▸ EXERCISE DIRECTIONS
Repeat the data that follows in full. Do not include the pictures.

▸ DATA PROVIDED
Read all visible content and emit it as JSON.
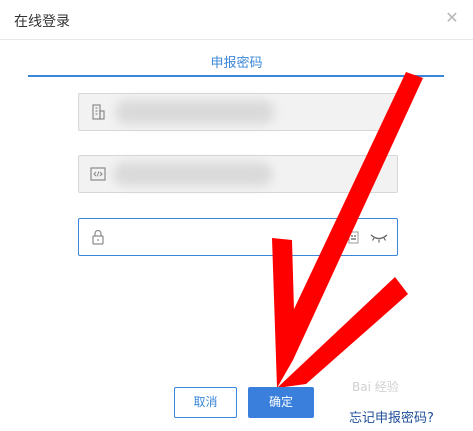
{
  "dialog": {
    "title": "在线登录",
    "close_icon": "close-icon"
  },
  "tab": {
    "label": "申报密码",
    "color": "#3a86d8"
  },
  "fields": [
    {
      "icon": "building-icon",
      "value": ""
    },
    {
      "icon": "code-icon",
      "value": ""
    },
    {
      "icon": "lock-icon",
      "placeholder": "",
      "extra_icon": "keyboard-icon",
      "toggle_icon": "eye-closed-icon"
    }
  ],
  "buttons": {
    "cancel_label": "取消",
    "confirm_label": "确定"
  },
  "links": {
    "forgot_label": "忘记申报密码?"
  },
  "watermark": {
    "text": "Bai 经验"
  },
  "annotation": {
    "arrow_color": "#ff0000"
  }
}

▸ WRITTEN REPLY
Read all visible content and emit it as JSON.
{
  "dialog": {
    "title": "在线登录",
    "close_icon": "close-icon"
  },
  "tab": {
    "label": "申报密码",
    "color": "#3a86d8"
  },
  "fields": [
    {
      "icon": "building-icon",
      "value": ""
    },
    {
      "icon": "code-icon",
      "value": ""
    },
    {
      "icon": "lock-icon",
      "placeholder": "",
      "extra_icon": "keyboard-icon",
      "toggle_icon": "eye-closed-icon"
    }
  ],
  "buttons": {
    "cancel_label": "取消",
    "confirm_label": "确定"
  },
  "links": {
    "forgot_label": "忘记申报密码?"
  },
  "watermark": {
    "text": "Bai 经验"
  },
  "annotation": {
    "arrow_color": "#ff0000"
  }
}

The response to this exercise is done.